What to work on>
Return all the entries exactly. No pictures.

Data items
—————

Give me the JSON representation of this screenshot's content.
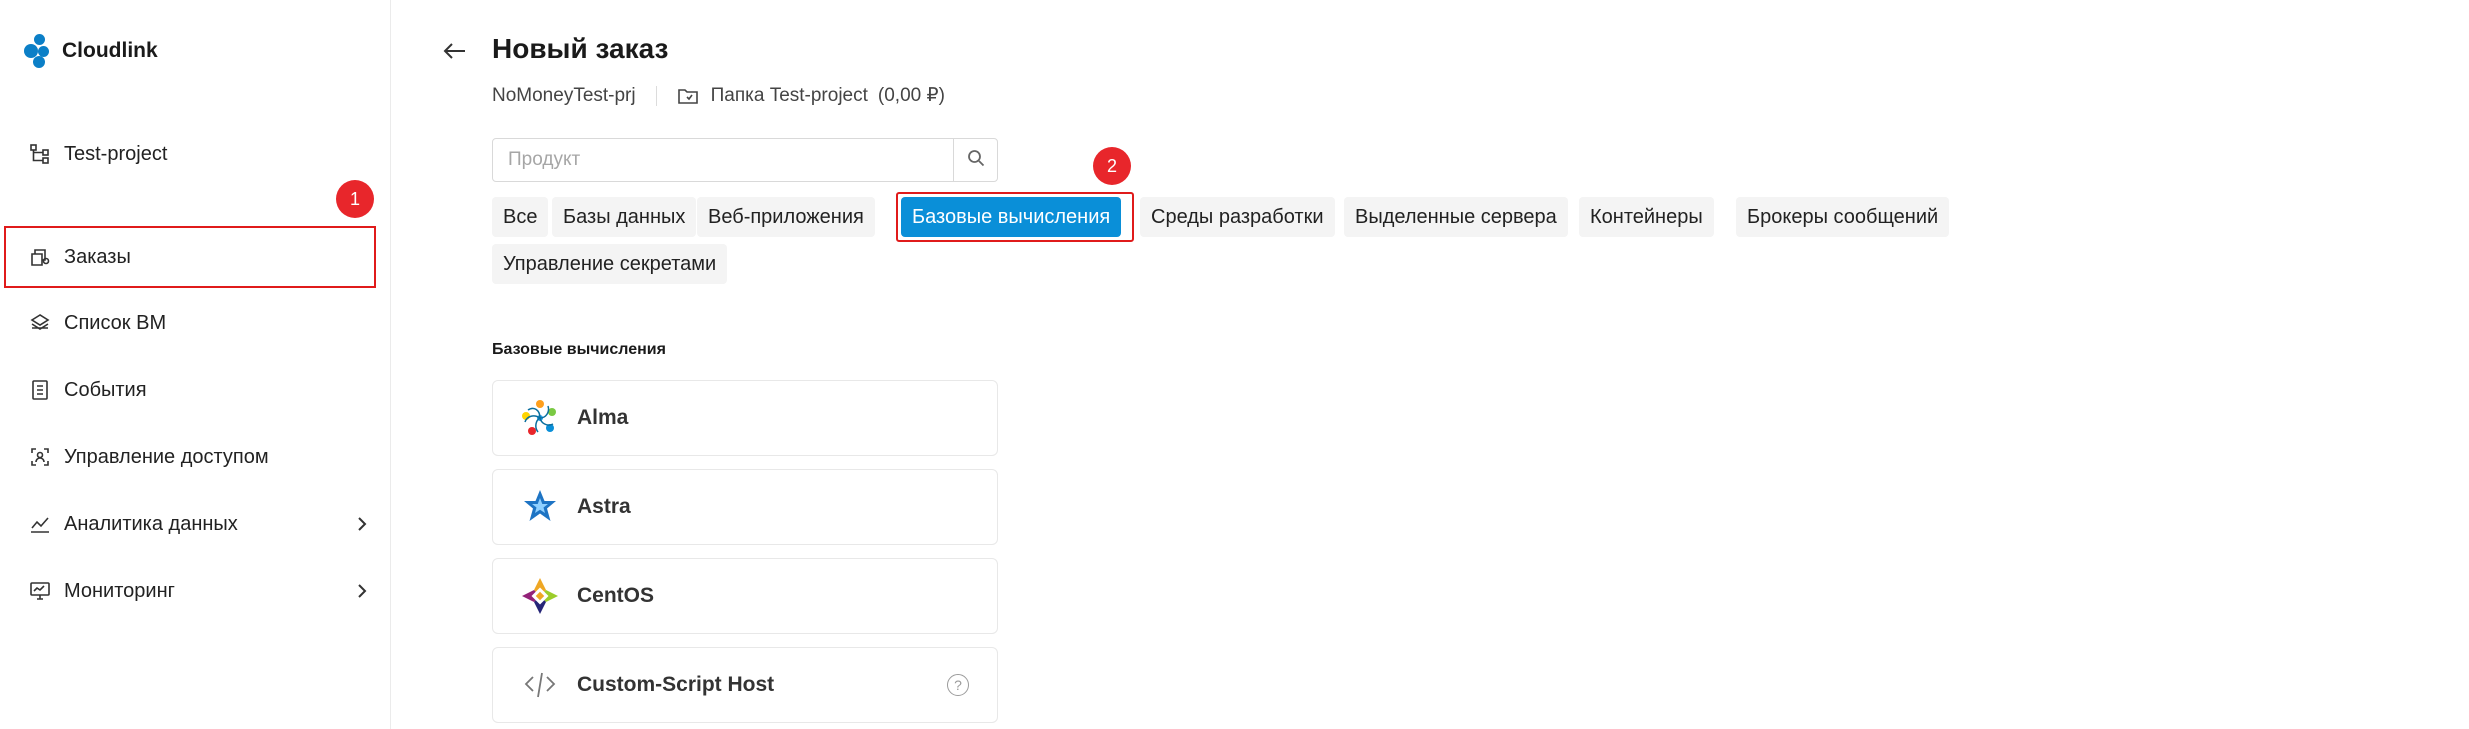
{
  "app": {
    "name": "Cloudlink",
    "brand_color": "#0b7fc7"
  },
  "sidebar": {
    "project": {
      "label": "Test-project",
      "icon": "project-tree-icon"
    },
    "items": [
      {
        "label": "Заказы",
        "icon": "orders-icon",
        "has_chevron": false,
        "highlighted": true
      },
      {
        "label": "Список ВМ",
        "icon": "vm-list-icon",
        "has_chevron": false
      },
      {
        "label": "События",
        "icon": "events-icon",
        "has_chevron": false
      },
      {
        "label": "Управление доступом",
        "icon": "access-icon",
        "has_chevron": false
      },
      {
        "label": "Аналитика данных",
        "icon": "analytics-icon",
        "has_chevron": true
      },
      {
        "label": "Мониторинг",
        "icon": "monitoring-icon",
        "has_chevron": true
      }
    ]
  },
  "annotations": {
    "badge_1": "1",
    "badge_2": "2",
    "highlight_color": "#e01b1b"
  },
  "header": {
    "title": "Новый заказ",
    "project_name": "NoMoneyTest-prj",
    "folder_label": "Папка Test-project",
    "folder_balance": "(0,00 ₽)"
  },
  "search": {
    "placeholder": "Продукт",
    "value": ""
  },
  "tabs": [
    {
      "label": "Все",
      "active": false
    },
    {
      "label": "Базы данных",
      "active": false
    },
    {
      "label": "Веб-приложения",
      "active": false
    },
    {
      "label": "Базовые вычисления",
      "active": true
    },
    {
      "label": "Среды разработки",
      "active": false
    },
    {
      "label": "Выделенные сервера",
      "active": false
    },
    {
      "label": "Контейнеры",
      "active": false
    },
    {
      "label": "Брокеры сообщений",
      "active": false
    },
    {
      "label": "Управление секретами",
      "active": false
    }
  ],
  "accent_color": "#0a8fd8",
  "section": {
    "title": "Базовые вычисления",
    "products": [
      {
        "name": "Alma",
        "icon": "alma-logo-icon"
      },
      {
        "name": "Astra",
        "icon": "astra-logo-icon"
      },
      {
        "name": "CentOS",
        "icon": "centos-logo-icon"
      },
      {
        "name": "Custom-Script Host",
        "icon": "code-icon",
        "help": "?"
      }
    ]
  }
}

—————

Answer to this task>
Give me the JSON representation of this screenshot's content.
{
  "app": {
    "name": "Cloudlink",
    "brand_color": "#0b7fc7"
  },
  "sidebar": {
    "project": {
      "label": "Test-project",
      "icon": "project-tree-icon"
    },
    "items": [
      {
        "label": "Заказы",
        "icon": "orders-icon",
        "has_chevron": false,
        "highlighted": true
      },
      {
        "label": "Список ВМ",
        "icon": "vm-list-icon",
        "has_chevron": false
      },
      {
        "label": "События",
        "icon": "events-icon",
        "has_chevron": false
      },
      {
        "label": "Управление доступом",
        "icon": "access-icon",
        "has_chevron": false
      },
      {
        "label": "Аналитика данных",
        "icon": "analytics-icon",
        "has_chevron": true
      },
      {
        "label": "Мониторинг",
        "icon": "monitoring-icon",
        "has_chevron": true
      }
    ]
  },
  "annotations": {
    "badge_1": "1",
    "badge_2": "2",
    "highlight_color": "#e01b1b"
  },
  "header": {
    "title": "Новый заказ",
    "project_name": "NoMoneyTest-prj",
    "folder_label": "Папка Test-project",
    "folder_balance": "(0,00 ₽)"
  },
  "search": {
    "placeholder": "Продукт",
    "value": ""
  },
  "tabs": [
    {
      "label": "Все",
      "active": false
    },
    {
      "label": "Базы данных",
      "active": false
    },
    {
      "label": "Веб-приложения",
      "active": false
    },
    {
      "label": "Базовые вычисления",
      "active": true
    },
    {
      "label": "Среды разработки",
      "active": false
    },
    {
      "label": "Выделенные сервера",
      "active": false
    },
    {
      "label": "Контейнеры",
      "active": false
    },
    {
      "label": "Брокеры сообщений",
      "active": false
    },
    {
      "label": "Управление секретами",
      "active": false
    }
  ],
  "accent_color": "#0a8fd8",
  "section": {
    "title": "Базовые вычисления",
    "products": [
      {
        "name": "Alma",
        "icon": "alma-logo-icon"
      },
      {
        "name": "Astra",
        "icon": "astra-logo-icon"
      },
      {
        "name": "CentOS",
        "icon": "centos-logo-icon"
      },
      {
        "name": "Custom-Script Host",
        "icon": "code-icon",
        "help": "?"
      }
    ]
  }
}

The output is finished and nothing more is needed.